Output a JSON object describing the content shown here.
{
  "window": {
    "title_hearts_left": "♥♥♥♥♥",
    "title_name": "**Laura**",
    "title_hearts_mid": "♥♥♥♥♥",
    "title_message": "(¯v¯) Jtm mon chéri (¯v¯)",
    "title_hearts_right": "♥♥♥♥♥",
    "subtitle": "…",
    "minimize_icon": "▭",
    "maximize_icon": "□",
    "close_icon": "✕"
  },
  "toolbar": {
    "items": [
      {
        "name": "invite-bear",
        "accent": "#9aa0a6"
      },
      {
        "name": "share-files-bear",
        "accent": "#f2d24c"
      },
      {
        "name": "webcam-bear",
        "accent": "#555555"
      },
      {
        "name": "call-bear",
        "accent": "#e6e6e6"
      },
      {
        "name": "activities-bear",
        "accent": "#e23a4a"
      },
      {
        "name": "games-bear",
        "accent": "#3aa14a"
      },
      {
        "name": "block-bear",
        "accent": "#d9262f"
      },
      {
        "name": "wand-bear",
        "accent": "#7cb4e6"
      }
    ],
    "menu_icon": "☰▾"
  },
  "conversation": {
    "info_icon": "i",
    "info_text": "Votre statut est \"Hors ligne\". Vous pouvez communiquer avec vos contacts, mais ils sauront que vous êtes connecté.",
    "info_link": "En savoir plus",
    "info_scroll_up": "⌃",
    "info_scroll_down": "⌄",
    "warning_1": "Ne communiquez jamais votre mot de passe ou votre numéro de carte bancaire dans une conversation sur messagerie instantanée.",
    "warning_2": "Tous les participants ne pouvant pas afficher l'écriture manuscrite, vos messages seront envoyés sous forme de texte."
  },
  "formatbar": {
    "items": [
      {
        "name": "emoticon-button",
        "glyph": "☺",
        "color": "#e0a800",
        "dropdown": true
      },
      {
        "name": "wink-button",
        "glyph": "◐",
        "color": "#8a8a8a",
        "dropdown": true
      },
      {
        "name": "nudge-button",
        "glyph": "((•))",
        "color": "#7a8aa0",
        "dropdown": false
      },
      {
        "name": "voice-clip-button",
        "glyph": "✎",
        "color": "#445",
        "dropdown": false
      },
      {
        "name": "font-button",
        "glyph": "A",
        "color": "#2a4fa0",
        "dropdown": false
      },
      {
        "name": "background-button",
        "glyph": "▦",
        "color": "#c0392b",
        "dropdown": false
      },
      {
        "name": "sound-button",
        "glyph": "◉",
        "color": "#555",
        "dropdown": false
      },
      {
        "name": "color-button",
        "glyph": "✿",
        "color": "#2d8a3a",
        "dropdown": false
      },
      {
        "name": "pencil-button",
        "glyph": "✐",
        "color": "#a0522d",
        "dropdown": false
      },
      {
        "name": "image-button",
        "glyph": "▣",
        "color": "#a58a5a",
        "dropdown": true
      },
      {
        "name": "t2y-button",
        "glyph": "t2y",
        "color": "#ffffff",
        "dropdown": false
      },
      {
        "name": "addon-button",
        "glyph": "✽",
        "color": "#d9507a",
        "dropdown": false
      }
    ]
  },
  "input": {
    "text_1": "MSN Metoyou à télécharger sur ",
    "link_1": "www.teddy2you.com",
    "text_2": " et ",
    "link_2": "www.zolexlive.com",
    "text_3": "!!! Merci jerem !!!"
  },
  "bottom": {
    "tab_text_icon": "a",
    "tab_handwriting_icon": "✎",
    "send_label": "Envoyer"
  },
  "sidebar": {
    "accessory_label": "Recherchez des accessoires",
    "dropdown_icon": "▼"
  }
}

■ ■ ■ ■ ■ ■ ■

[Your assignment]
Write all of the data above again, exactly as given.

[Answer to this task]
Output a JSON object describing the content shown here.
{
  "window": {
    "title_hearts_left": "♥♥♥♥♥",
    "title_name": "**Laura**",
    "title_hearts_mid": "♥♥♥♥♥",
    "title_message": "(¯v¯) Jtm mon chéri (¯v¯)",
    "title_hearts_right": "♥♥♥♥♥",
    "subtitle": "…",
    "minimize_icon": "▭",
    "maximize_icon": "□",
    "close_icon": "✕"
  },
  "toolbar": {
    "items": [
      {
        "name": "invite-bear",
        "accent": "#9aa0a6"
      },
      {
        "name": "share-files-bear",
        "accent": "#f2d24c"
      },
      {
        "name": "webcam-bear",
        "accent": "#555555"
      },
      {
        "name": "call-bear",
        "accent": "#e6e6e6"
      },
      {
        "name": "activities-bear",
        "accent": "#e23a4a"
      },
      {
        "name": "games-bear",
        "accent": "#3aa14a"
      },
      {
        "name": "block-bear",
        "accent": "#d9262f"
      },
      {
        "name": "wand-bear",
        "accent": "#7cb4e6"
      }
    ],
    "menu_icon": "☰▾"
  },
  "conversation": {
    "info_icon": "i",
    "info_text": "Votre statut est \"Hors ligne\". Vous pouvez communiquer avec vos contacts, mais ils sauront que vous êtes connecté.",
    "info_link": "En savoir plus",
    "info_scroll_up": "⌃",
    "info_scroll_down": "⌄",
    "warning_1": "Ne communiquez jamais votre mot de passe ou votre numéro de carte bancaire dans une conversation sur messagerie instantanée.",
    "warning_2": "Tous les participants ne pouvant pas afficher l'écriture manuscrite, vos messages seront envoyés sous forme de texte."
  },
  "formatbar": {
    "items": [
      {
        "name": "emoticon-button",
        "glyph": "☺",
        "color": "#e0a800",
        "dropdown": true
      },
      {
        "name": "wink-button",
        "glyph": "◐",
        "color": "#8a8a8a",
        "dropdown": true
      },
      {
        "name": "nudge-button",
        "glyph": "((•))",
        "color": "#7a8aa0",
        "dropdown": false
      },
      {
        "name": "voice-clip-button",
        "glyph": "✎",
        "color": "#445",
        "dropdown": false
      },
      {
        "name": "font-button",
        "glyph": "A",
        "color": "#2a4fa0",
        "dropdown": false
      },
      {
        "name": "background-button",
        "glyph": "▦",
        "color": "#c0392b",
        "dropdown": false
      },
      {
        "name": "sound-button",
        "glyph": "◉",
        "color": "#555",
        "dropdown": false
      },
      {
        "name": "color-button",
        "glyph": "✿",
        "color": "#2d8a3a",
        "dropdown": false
      },
      {
        "name": "pencil-button",
        "glyph": "✐",
        "color": "#a0522d",
        "dropdown": false
      },
      {
        "name": "image-button",
        "glyph": "▣",
        "color": "#a58a5a",
        "dropdown": true
      },
      {
        "name": "t2y-button",
        "glyph": "t2y",
        "color": "#ffffff",
        "dropdown": false
      },
      {
        "name": "addon-button",
        "glyph": "✽",
        "color": "#d9507a",
        "dropdown": false
      }
    ]
  },
  "input": {
    "text_1": "MSN Metoyou à télécharger sur ",
    "link_1": "www.teddy2you.com",
    "text_2": " et ",
    "link_2": "www.zolexlive.com",
    "text_3": "!!! Merci jerem !!!"
  },
  "bottom": {
    "tab_text_icon": "a",
    "tab_handwriting_icon": "✎",
    "send_label": "Envoyer"
  },
  "sidebar": {
    "accessory_label": "Recherchez des accessoires",
    "dropdown_icon": "▼"
  }
}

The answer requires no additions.